The first Saturday after spring break was deliberately selected for the market so that participants had time to prepare products and fine-tune sales pitches.
Nolan said he “definitely” learned a lot about business from participating in Kidovate. Sid said he helped them sort out things like pricing and billboard advertising.
Sid and Nolan products will sell for between $2 and $25 per table. If everything sells, they’ll bring in $933, Sid said.
Kidovate encourages students to contribute to charity, so kids donate 15 percent of their profits to the Canadian Red Cross to help Ukrainians.
Amira will be selling scrunchies for $4 to $6, tote bags for $10, and macrame plant wall hangings and owl wall hangings for $15 to $20. The products are advertised on her Instagram page, instagram.com/tumblingfashion.
Along with her regular products, Amira plans to sell blue and yellow hair ties, bracelets and earrings to raise funds for the Canadian Red Cross’s humanitarian work with Ukrainians. Each blue and yellow item will sell for $4. Amira and her friends have already raised $320 for the Red Cross.
Amira is still figuring out how many of each product to make for the market, but she figures it will take 60 hair ties, her best seller, a dozen macrame plant hangers, about five tote bags, and a few drawstring bags.
Georgia Fraser, Amira’s classmate at École Intermediaire Lansdowne Middle School, is another Kidovate participant. Her parents asked her to write a basic business plan for Georgia’s Crafts before enrolling.
Georgia, who makes imitation pearl earrings, necklaces and bracelets, clay earrings and handbags from recycled materials for the market, is eager to develop her entrepreneurial skills, saying, “I love business.”
He borrowed money from his parents to buy supplies and plans to pay them back with his earnings.
Georgia learned a key lesson early on when she needed to buy more materials: “I had to balance my materials so I could make the most of what I had.”
Kidovate has taught her how to market products and understand the competition, said Georgia, who has spent a lot of time thinking about the best way to set up her table to attract as many customers as possible.
She plans to donate 10 percent of the proceeds, including five percent to the Canadian Red Cross to support their work with Ukrainians, and the rest to Muscular Dystrophy Canada, a charity dear to her heart, as her brother has muscular dystrophy.
UVic entrepreneurship professor Brock Smith said 30 students participated in Kidovate’s first year, selling everything from crochet items to bath bombs, soaps and watercolors.
“We are one of the few [business] schools in Canada that have a major in entrepreneurship, so if people are interested in that, there are local solutions that they can go to school to learn more about,” Smith said.

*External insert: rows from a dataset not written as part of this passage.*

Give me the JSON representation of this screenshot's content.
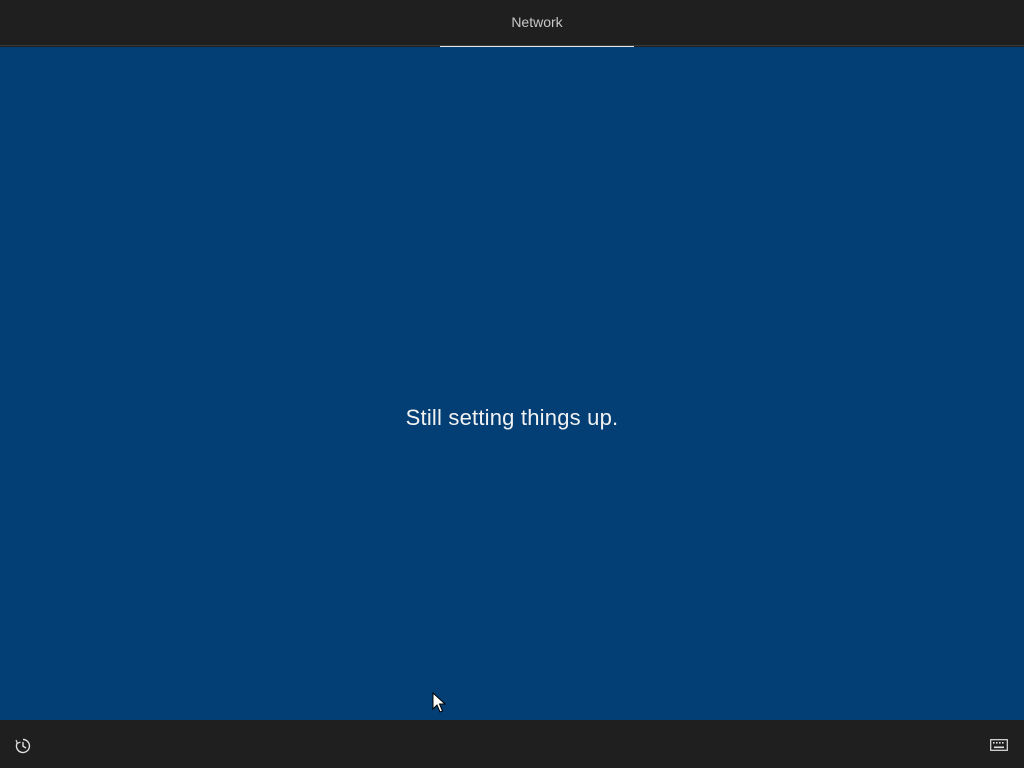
{
  "header": {
    "steps": [
      {
        "label": "Network",
        "active": true
      }
    ]
  },
  "main": {
    "status_message": "Still setting things up."
  },
  "footer": {
    "left_icon": "ease-of-access-icon",
    "right_icon": "keyboard-icon"
  },
  "colors": {
    "background_blue": "#033f75",
    "bar_dark": "#1f1f1f",
    "text_light": "#f2f2f2",
    "active_underline": "#e6e6e6"
  }
}
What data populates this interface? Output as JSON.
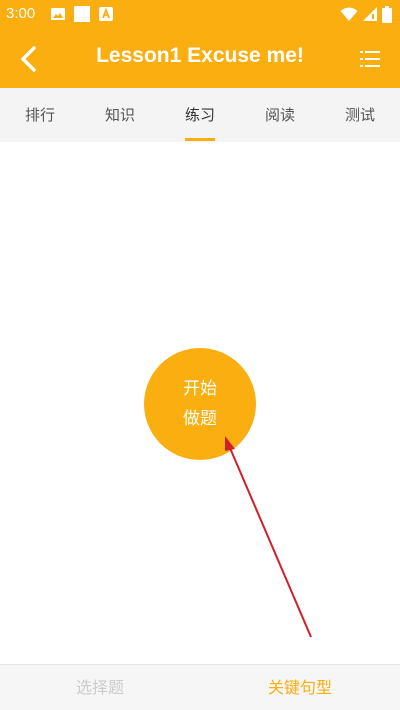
{
  "status_bar": {
    "time": "3:00",
    "icons": [
      "image-icon",
      "white-square-icon",
      "a-icon",
      "wifi-icon",
      "signal-icon",
      "battery-icon"
    ]
  },
  "app_bar": {
    "title": "Lesson1 Excuse me!",
    "back_icon": "chevron-left-icon",
    "menu_icon": "list-icon"
  },
  "tabs": [
    {
      "label": "排行",
      "active": false
    },
    {
      "label": "知识",
      "active": false
    },
    {
      "label": "练习",
      "active": true
    },
    {
      "label": "阅读",
      "active": false
    },
    {
      "label": "测试",
      "active": false
    }
  ],
  "main": {
    "start_button": {
      "line1": "开始",
      "line2": "做题"
    },
    "annotation": "red-arrow-icon"
  },
  "bottom_nav": [
    {
      "label": "选择题",
      "active": false
    },
    {
      "label": "关键句型",
      "active": true
    }
  ],
  "colors": {
    "accent": "#FBAE0F",
    "tab_bar_bg": "#F4F4F4",
    "arrow": "#D0202A",
    "inactive_text": "#CCCCCC"
  }
}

Teacher Tania Chavez of the Victoria School for Ideal Education said 19 students in grades 6, 7 and 8 at her school have signed up for Kidovate this year. “It’s a way of doing math without making it a schoolwork for them.”
They are so interested in doing something and excited to participate that they happily make their articles at home, he said.
Many of the students choose to work in groups on their projects.
Young people are preparing a variety of items for the market, including rings made from forks, candles, bath bombs, stickers and pieces of art, he said.
The next Kidovate program will run in 2023. Smith hopes to someday see 200 to 300 students enroll.
To learn more and connect with the program, visit kidovate.ca.